SUPPLIED RECORDS -
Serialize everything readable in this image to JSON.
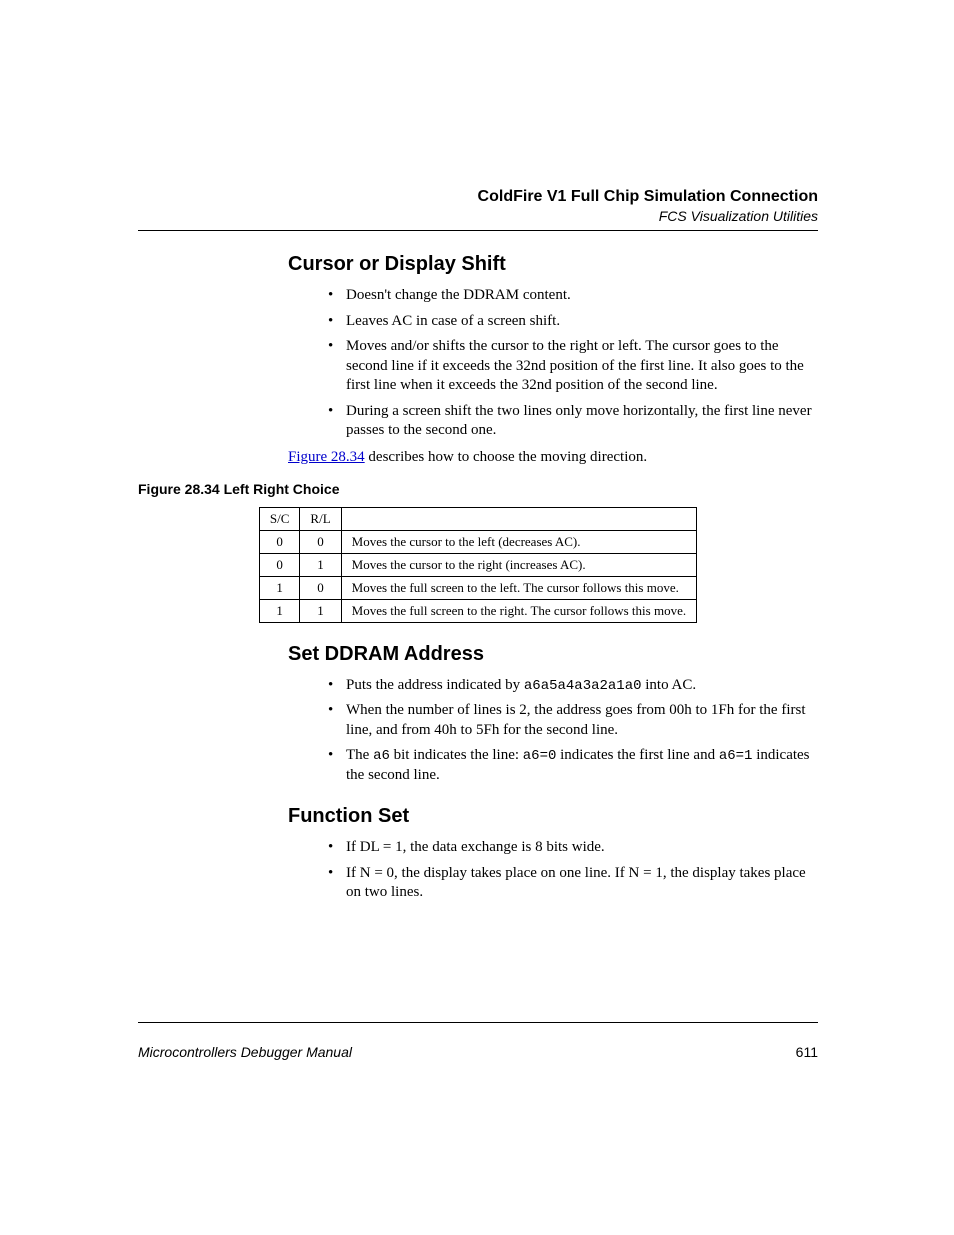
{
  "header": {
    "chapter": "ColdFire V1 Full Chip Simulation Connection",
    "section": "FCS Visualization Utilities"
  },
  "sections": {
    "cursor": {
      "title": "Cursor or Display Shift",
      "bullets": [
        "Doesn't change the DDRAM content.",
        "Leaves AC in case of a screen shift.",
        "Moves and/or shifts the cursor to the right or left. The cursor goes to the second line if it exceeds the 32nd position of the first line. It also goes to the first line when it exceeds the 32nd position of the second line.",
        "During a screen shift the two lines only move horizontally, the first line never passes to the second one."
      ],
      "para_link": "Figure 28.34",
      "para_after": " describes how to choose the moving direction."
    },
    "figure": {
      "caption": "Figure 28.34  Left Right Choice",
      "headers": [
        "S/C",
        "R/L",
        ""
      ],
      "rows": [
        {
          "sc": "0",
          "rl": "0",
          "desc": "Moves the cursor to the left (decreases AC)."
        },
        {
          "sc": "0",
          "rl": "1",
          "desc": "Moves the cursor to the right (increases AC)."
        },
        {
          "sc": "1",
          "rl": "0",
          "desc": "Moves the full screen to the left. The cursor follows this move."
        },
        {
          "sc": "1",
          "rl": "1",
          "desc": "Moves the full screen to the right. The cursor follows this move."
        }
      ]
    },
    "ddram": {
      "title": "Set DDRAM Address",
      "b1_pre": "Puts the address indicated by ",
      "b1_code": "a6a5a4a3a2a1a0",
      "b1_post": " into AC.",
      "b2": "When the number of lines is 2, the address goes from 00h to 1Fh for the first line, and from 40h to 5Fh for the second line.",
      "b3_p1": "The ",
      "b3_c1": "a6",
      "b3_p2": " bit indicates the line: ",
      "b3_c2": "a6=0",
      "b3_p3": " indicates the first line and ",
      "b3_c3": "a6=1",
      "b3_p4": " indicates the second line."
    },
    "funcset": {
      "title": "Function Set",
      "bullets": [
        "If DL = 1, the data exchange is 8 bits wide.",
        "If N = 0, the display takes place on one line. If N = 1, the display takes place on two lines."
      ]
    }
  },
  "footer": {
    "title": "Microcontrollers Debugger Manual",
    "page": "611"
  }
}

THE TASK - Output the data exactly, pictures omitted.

WRITTEN SOLUTION -
Serialize everything readable in this image to JSON.
{
  "header": {
    "chapter": "ColdFire V1 Full Chip Simulation Connection",
    "section": "FCS Visualization Utilities"
  },
  "sections": {
    "cursor": {
      "title": "Cursor or Display Shift",
      "bullets": [
        "Doesn't change the DDRAM content.",
        "Leaves AC in case of a screen shift.",
        "Moves and/or shifts the cursor to the right or left. The cursor goes to the second line if it exceeds the 32nd position of the first line. It also goes to the first line when it exceeds the 32nd position of the second line.",
        "During a screen shift the two lines only move horizontally, the first line never passes to the second one."
      ],
      "para_link": "Figure 28.34",
      "para_after": " describes how to choose the moving direction."
    },
    "figure": {
      "caption": "Figure 28.34  Left Right Choice",
      "headers": [
        "S/C",
        "R/L",
        ""
      ],
      "rows": [
        {
          "sc": "0",
          "rl": "0",
          "desc": "Moves the cursor to the left (decreases AC)."
        },
        {
          "sc": "0",
          "rl": "1",
          "desc": "Moves the cursor to the right (increases AC)."
        },
        {
          "sc": "1",
          "rl": "0",
          "desc": "Moves the full screen to the left. The cursor follows this move."
        },
        {
          "sc": "1",
          "rl": "1",
          "desc": "Moves the full screen to the right. The cursor follows this move."
        }
      ]
    },
    "ddram": {
      "title": "Set DDRAM Address",
      "b1_pre": "Puts the address indicated by ",
      "b1_code": "a6a5a4a3a2a1a0",
      "b1_post": " into AC.",
      "b2": "When the number of lines is 2, the address goes from 00h to 1Fh for the first line, and from 40h to 5Fh for the second line.",
      "b3_p1": "The ",
      "b3_c1": "a6",
      "b3_p2": " bit indicates the line: ",
      "b3_c2": "a6=0",
      "b3_p3": " indicates the first line and ",
      "b3_c3": "a6=1",
      "b3_p4": " indicates the second line."
    },
    "funcset": {
      "title": "Function Set",
      "bullets": [
        "If DL = 1, the data exchange is 8 bits wide.",
        "If N = 0, the display takes place on one line. If N = 1, the display takes place on two lines."
      ]
    }
  },
  "footer": {
    "title": "Microcontrollers Debugger Manual",
    "page": "611"
  }
}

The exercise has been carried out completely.